Once I settled on the type and size of ADU I wanted to build the next step was to get a design in place and construction drawings produced.
I knew exactly what I wanted and since the ADU was only two stores I didn't need a licensed Architect to come up with a new ADU design, I simply hired an experience draftsman to prepare the plans, and Structural Engineer to provide structural calculations. It is particularly important that you hire a draftsmans or architect that is experienced in designing ADUs, and experienced working with the city you live in. DO NOT try to save a few dollars by hiring someone that does not have experience with ADUs, or an Architect or designer that does not work full-time in your city. An inexperienced designer, Architect, or Engineer can add months to your project timeline if they are not familiar with the ADU ordinance and how each city treats the permitting process.
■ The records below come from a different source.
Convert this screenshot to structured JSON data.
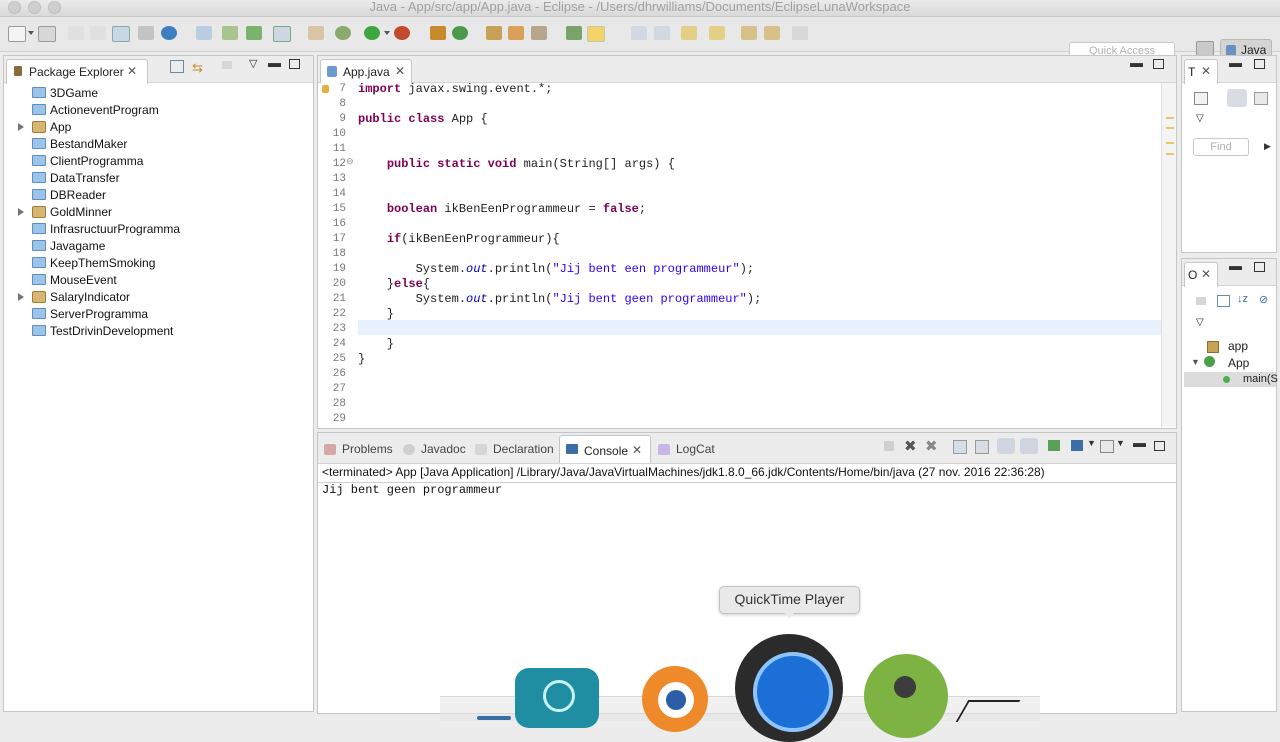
{
  "window": {
    "title": "Java - App/src/app/App.java - Eclipse - /Users/dhrwilliams/Documents/EclipseLunaWorkspace"
  },
  "toolbar": {
    "quick_access_placeholder": "Quick Access",
    "perspective_label": "Java"
  },
  "package_explorer": {
    "title": "Package Explorer",
    "items": [
      {
        "label": "3DGame",
        "kind": "folder"
      },
      {
        "label": "ActioneventProgram",
        "kind": "folder"
      },
      {
        "label": "App",
        "kind": "project"
      },
      {
        "label": "BestandMaker",
        "kind": "folder"
      },
      {
        "label": "ClientProgramma",
        "kind": "folder"
      },
      {
        "label": "DataTransfer",
        "kind": "folder"
      },
      {
        "label": "DBReader",
        "kind": "folder"
      },
      {
        "label": "GoldMinner",
        "kind": "project"
      },
      {
        "label": "InfrasructuurProgramma",
        "kind": "folder"
      },
      {
        "label": "Javagame",
        "kind": "folder"
      },
      {
        "label": "KeepThemSmoking",
        "kind": "folder"
      },
      {
        "label": "MouseEvent",
        "kind": "folder"
      },
      {
        "label": "SalaryIndicator",
        "kind": "project"
      },
      {
        "label": "ServerProgramma",
        "kind": "folder"
      },
      {
        "label": "TestDrivinDevelopment",
        "kind": "folder"
      }
    ]
  },
  "editor": {
    "tab_label": "App.java",
    "line_numbers": [
      "7",
      "8",
      "9",
      "10",
      "11",
      "12",
      "13",
      "14",
      "15",
      "16",
      "17",
      "18",
      "19",
      "20",
      "21",
      "22",
      "23",
      "24",
      "25",
      "26",
      "27",
      "28",
      "29"
    ],
    "lines": [
      "import javax.swing.event.*;",
      "",
      "public class App {",
      "",
      "",
      "    public static void main(String[] args) {",
      "",
      "",
      "    boolean ikBenEenProgrammeur = false;",
      "",
      "    if(ikBenEenProgrammeur){",
      "",
      "        System.out.println(\"Jij bent een programmeur\");",
      "    }else{",
      "        System.out.println(\"Jij bent geen programmeur\");",
      "    }",
      "",
      "    }",
      "}",
      "",
      "",
      "",
      ""
    ]
  },
  "task_list": {
    "tab_label": "T",
    "find_placeholder": "Find"
  },
  "outline": {
    "tab_label": "O",
    "items": [
      {
        "label": "app"
      },
      {
        "label": "App"
      },
      {
        "label": "main(S"
      }
    ]
  },
  "bottom_tabs": [
    {
      "label": "Problems"
    },
    {
      "label": "Javadoc"
    },
    {
      "label": "Declaration"
    },
    {
      "label": "Console"
    },
    {
      "label": "LogCat"
    }
  ],
  "console": {
    "status": "<terminated> App [Java Application] /Library/Java/JavaVirtualMachines/jdk1.8.0_66.jdk/Contents/Home/bin/java (27 nov. 2016 22:36:28)",
    "output": "Jij bent geen programmeur"
  },
  "dock": {
    "tooltip": "QuickTime Player"
  },
  "colors": {
    "keyword": "#7f0055",
    "string": "#2a00ff",
    "field": "#0000c0",
    "current_line": "#e8f2fe"
  }
}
Once the designer is done with your plans the next step is to submit the plans to the city and wait for their comments or approval. In my case it took the City of Los Angeles about 30 days to review my plans, and after I made a few minor corrections to the plans based on the cities feedback, I had permits in hand and was ready to start construction.
I finally had the permits complete and was ready to start building my foundation. My backyard is almost completely flat, so my engineer designed a slab-on-grade foundation for my ADU. This is the least expensive foundation to build and is perfect for an ADU foundation on a flat property. But slab-on-grade foundations require a flat surface to build on and so I went to work clearing out all the trees and vegetation that was in the footprint of my new ADU. You will see from the picture below that there was one old tree that was the biggest obstacle. A few quick calls to tree trimmers on Craigslist and I found a company that would remove and haul away the tree for $1,100. That was a bargain and I quickly scheduled the tree removal.
The picture below shows the underground plumbing lines installed under the slab. At this point we called the city inspector to come out and approve the foundation pad and footings, and to perform a water test and approve the underground plumbing. With the inspectors blessing we back filled the sewer trenches and started progress on preparing the slab for our concrete.
The picture below shows what the foundation looks like just before we placed the concrete.
A quick note on inspections... never cover up any work until that work is seen and approved by a city inspector. So, in this case when we pour our concrete we are going to cover up the rebar, vapor barrier, and wire mesh work we performed, so it was necessary to call out the inspector before that work was covered. Once the concrete is placed into the ground the work gets covered up and there is no way for the inspector to verify we performed the work to code or the approved structural design. Always, always, always call the inspector before you cover up you work. You will see as we progress on the project that the inspector is always called out right before we cover work.
Back to pouring the concrete. The engineer called for a standard 2,500 PSI concrete and our calculations showed that we needed about 27 yards of concrete to complete the slab. We hired a skilled set of concrete finishers to place and finish the concrete. A crew of four men were able to get the concrete poured and finished in about 4 hours.
The picture below shows a progress picture of the concrete being placed into the footings and slab.
If you're thinking of building an ADU anywhere in the Los Angeles contact us. We're helping homeowners just like you all over Los Angeles build ADUs and Granny Flats.